“Wyrms of the North: Eldenser: The Worm Who Hides in Blades” by Ed Greenwood. Dragon #237, pp.33–37

Ossavitor was—or is (it is now either dead or dwelling on another plane)—a dragon of forgotten breed, who achieved something very important to all dragonkind some 20,000 years ago: his Way, or magical process for achieving immortality.

Humans are warned that betrayal of any knowledge of this process (even mentioning its name in “confidential” inquiries at Candlekeep, for example) will attract the attention of both the Cult of the Dragon (who are anxious to eliminate rivals in their bid to influence dragons into achieving dracolichdom) and powerful dragons of all sorts.

Ossavitor’s Way is a long, exacting, and difficult process, the details of which remain secret to this writer (i.e., Volo couldn’t discover anything more about it, and Elminster refused to). Khelben “Blackstaff” Arunsun, the Lord Mage of Waterdeep (and presumably certain other powerful mages of his acquaintance, such as his consort Laeral and perhaps others of the Chosen of Mystra) has the entire process somewhere in one of his hidden libraries. Ambitious adventurers should take note that dragons—after a long and increasingly impressive death-toll mounted alarmingly—long ago gave up any hope of getting the secrets of Ossavitor from the Blackstaff.
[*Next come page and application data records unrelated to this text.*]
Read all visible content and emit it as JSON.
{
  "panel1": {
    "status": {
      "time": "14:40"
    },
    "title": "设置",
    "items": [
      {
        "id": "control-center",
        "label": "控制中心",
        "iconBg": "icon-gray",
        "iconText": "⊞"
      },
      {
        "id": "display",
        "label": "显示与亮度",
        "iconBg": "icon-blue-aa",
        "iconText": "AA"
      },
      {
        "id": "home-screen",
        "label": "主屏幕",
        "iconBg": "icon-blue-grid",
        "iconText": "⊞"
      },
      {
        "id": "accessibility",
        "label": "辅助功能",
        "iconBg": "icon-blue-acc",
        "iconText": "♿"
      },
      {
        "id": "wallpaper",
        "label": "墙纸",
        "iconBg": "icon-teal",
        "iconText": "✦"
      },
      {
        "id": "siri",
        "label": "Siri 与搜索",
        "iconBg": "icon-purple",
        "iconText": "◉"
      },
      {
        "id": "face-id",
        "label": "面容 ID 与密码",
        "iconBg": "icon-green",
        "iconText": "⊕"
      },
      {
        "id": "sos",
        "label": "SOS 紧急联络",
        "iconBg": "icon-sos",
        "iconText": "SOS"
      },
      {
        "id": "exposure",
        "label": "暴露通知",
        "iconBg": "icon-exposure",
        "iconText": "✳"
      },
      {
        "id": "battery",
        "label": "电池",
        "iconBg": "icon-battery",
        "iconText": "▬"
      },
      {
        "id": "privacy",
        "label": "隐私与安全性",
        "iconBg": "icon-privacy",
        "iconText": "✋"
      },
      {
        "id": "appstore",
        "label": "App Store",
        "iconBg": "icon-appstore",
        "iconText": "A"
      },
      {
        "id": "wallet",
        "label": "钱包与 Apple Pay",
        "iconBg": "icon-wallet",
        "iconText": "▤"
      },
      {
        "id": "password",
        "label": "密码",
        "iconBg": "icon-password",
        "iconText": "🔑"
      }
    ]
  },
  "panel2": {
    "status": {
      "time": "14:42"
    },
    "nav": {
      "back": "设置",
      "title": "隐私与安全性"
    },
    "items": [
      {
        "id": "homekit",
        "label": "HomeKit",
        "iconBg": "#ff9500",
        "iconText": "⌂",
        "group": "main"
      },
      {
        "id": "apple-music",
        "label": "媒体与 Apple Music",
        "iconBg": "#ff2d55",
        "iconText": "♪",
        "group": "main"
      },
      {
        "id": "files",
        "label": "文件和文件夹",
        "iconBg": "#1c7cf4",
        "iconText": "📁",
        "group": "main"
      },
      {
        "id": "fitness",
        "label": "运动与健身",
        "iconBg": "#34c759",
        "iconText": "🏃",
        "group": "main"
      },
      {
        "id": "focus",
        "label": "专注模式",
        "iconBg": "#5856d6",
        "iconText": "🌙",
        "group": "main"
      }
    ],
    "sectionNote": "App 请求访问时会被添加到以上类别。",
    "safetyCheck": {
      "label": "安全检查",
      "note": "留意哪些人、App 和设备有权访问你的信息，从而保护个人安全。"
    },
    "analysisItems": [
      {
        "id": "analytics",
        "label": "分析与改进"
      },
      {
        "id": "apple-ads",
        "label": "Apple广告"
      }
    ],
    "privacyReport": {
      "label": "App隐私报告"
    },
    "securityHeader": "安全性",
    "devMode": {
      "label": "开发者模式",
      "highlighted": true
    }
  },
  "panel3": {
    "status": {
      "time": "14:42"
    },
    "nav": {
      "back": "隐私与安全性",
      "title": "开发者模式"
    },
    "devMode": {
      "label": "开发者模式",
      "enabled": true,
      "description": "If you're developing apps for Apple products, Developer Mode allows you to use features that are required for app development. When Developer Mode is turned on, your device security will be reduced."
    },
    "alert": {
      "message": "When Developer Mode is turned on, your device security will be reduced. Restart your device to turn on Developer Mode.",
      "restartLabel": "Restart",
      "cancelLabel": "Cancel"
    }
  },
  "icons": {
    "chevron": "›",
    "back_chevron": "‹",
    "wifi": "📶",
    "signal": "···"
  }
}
What I have learned thus far is the end result of the process, and certain of its ingredients. The end result is practical immortality: it gives the dragon’s sentience three bodies to inhabit (the unused two are in stasis, and typically hidden away in remote mountain caverns, buried under sand in the hearts of such vast deserts as the Plains of Purple Dust in Raurin, and so on), and allows the dragon to select the size and ‘age’ of these bodies. The dragon retains its magic resistance and spells regardless of the apparent age of its form, but its size, hit dice, breath weapon, and the like vary with the age chosen. All of these newly created bodies are vigorous and have the power of regeneration (3 hp per round). How the dragon’s sentience can move from one body to another also remains a mystery as of this writing, but the written evidence suggests that this can be done as often as desired, and with ease.

The process itself has been the hardest thing to unearth. I suspect that dragons or their agents, and folk of the Cult of the Dragon, have set about stealing or destroying as many references to the Way as possible. I’m confident that it involves gathering many draconic components, including: the talon of a topaz dragon, a scale from a silver, some blood from a bronze, and so on. (Note: this confidence is Volo’s, but Elminster did not correct this statement.)

Eldenser can be presumed to know (or to believe he knows) the entire Way, and to be pursuing the collection of components in a patient, almost leisurely manner. Certainly he has often influenced individuals who are wielding a blade he is part of to attack and slay dragons—and if they are successful, to sever certain of their body parts which vanish at the blade’s touch (presumably teleported away by a magic launched by Eldenser, to some secret hiding place).